====== Supplied material ======
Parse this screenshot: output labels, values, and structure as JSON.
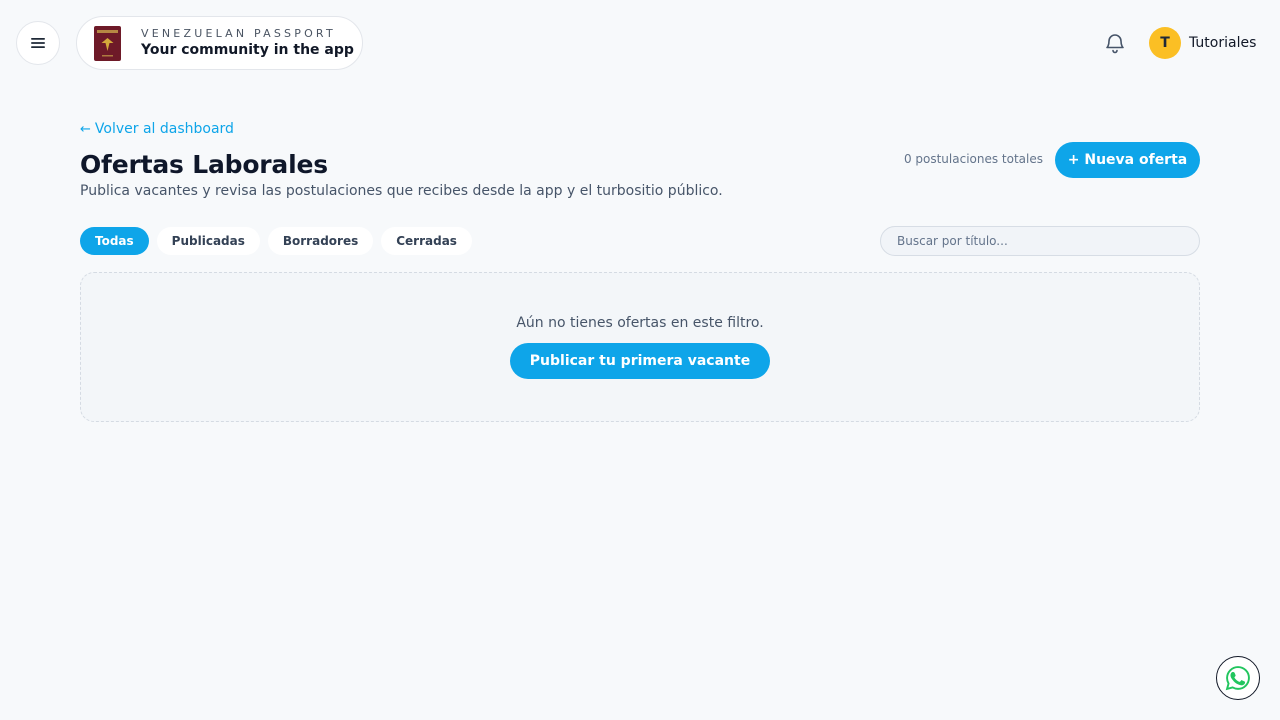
{
  "header": {
    "brand_title": "VENEZUELAN PASSPORT",
    "brand_subtitle": "Your community in the app",
    "user_initial": "T",
    "user_name": "Tutoriales",
    "icons": {
      "menu": "menu-icon",
      "passport": "passport-icon",
      "bell": "bell-icon"
    }
  },
  "main": {
    "back_link": "Volver al dashboard",
    "title": "Ofertas Laborales",
    "description": "Publica vacantes y revisa las postulaciones que recibes desde la app y el turbositio público.",
    "applications_count": "0 postulaciones totales",
    "new_offer_button": "+ Nueva oferta",
    "filters": [
      {
        "label": "Todas",
        "active": true
      },
      {
        "label": "Publicadas",
        "active": false
      },
      {
        "label": "Borradores",
        "active": false
      },
      {
        "label": "Cerradas",
        "active": false
      }
    ],
    "search_placeholder": "Buscar por título...",
    "empty_state": {
      "message": "Aún no tienes ofertas en este filtro.",
      "button": "Publicar tu primera vacante"
    }
  },
  "floating": {
    "whatsapp_icon": "whatsapp-icon"
  },
  "colors": {
    "accent": "#0ea5e9",
    "avatar": "#fbbf24",
    "passport": "#6e1a28",
    "background": "#f7f9fb"
  }
}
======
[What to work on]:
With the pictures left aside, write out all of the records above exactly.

[Answer area]:
Parse this screenshot: output labels, values, and structure as JSON.
{
  "header": {
    "brand_title": "VENEZUELAN PASSPORT",
    "brand_subtitle": "Your community in the app",
    "user_initial": "T",
    "user_name": "Tutoriales",
    "icons": {
      "menu": "menu-icon",
      "passport": "passport-icon",
      "bell": "bell-icon"
    }
  },
  "main": {
    "back_link": "Volver al dashboard",
    "title": "Ofertas Laborales",
    "description": "Publica vacantes y revisa las postulaciones que recibes desde la app y el turbositio público.",
    "applications_count": "0 postulaciones totales",
    "new_offer_button": "+ Nueva oferta",
    "filters": [
      {
        "label": "Todas",
        "active": true
      },
      {
        "label": "Publicadas",
        "active": false
      },
      {
        "label": "Borradores",
        "active": false
      },
      {
        "label": "Cerradas",
        "active": false
      }
    ],
    "search_placeholder": "Buscar por título...",
    "empty_state": {
      "message": "Aún no tienes ofertas en este filtro.",
      "button": "Publicar tu primera vacante"
    }
  },
  "floating": {
    "whatsapp_icon": "whatsapp-icon"
  },
  "colors": {
    "accent": "#0ea5e9",
    "avatar": "#fbbf24",
    "passport": "#6e1a28",
    "background": "#f7f9fb"
  }
}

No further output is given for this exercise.